▶ **WORK REQUIRED**
Please repeat, exactly and with nothing extra, the line containing "Extract the structured" and every line after it up to the end of the material.

▶ **DATASET RECORDS**

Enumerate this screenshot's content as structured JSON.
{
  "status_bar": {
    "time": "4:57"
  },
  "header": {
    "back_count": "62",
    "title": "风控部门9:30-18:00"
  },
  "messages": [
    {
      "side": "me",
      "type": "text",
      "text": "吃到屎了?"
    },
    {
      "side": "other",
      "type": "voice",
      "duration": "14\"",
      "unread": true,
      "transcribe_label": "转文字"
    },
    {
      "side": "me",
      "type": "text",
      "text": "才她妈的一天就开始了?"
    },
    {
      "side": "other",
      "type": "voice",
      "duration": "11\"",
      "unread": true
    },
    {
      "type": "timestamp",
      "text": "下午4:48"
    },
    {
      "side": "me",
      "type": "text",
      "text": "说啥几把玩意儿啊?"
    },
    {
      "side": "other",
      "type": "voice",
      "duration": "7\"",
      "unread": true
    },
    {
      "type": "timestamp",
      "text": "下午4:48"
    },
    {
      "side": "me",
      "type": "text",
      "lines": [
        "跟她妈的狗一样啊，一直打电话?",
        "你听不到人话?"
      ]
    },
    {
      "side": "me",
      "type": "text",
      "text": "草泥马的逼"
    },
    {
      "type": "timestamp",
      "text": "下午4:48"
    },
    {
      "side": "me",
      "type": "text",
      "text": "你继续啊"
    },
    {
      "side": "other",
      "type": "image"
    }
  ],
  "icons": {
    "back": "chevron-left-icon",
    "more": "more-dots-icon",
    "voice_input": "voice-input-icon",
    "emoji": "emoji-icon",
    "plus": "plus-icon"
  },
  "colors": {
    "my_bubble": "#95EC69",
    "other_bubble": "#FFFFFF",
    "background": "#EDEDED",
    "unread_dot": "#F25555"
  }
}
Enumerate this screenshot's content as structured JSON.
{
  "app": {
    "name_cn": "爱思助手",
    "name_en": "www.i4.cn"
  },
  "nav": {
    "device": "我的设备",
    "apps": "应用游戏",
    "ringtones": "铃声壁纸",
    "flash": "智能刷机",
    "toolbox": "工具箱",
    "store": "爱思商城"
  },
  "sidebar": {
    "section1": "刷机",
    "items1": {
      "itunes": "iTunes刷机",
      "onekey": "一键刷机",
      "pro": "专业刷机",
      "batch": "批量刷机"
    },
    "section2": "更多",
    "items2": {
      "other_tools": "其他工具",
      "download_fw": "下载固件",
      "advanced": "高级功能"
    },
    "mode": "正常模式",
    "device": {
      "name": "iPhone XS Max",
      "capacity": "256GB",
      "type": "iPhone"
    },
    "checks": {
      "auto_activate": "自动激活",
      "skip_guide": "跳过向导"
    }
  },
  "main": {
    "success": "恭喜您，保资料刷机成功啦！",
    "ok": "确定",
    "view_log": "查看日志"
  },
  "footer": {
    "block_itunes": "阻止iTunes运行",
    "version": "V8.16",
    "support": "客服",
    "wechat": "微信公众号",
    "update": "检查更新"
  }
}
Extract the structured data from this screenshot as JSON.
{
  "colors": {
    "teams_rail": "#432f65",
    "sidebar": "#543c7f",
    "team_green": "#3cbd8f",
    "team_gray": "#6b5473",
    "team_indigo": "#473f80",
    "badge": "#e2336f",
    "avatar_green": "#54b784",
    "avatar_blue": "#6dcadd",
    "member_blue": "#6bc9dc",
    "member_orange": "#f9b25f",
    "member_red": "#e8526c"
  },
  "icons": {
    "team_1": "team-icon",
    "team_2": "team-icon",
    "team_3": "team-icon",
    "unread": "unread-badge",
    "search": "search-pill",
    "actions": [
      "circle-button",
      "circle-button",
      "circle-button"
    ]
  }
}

▶ **SOLUTION FOR THIS TASK**
Extract the structured data from this screenshot as JSON.
{
  "colors": {
    "teams_rail": "#432f65",
    "sidebar": "#543c7f",
    "team_green": "#3cbd8f",
    "team_gray": "#6b5473",
    "team_indigo": "#473f80",
    "badge": "#e2336f",
    "avatar_green": "#54b784",
    "avatar_blue": "#6dcadd",
    "member_blue": "#6bc9dc",
    "member_orange": "#f9b25f",
    "member_red": "#e8526c"
  },
  "icons": {
    "team_1": "team-icon",
    "team_2": "team-icon",
    "team_3": "team-icon",
    "unread": "unread-badge",
    "search": "search-pill",
    "actions": [
      "circle-button",
      "circle-button",
      "circle-button"
    ]
  }
}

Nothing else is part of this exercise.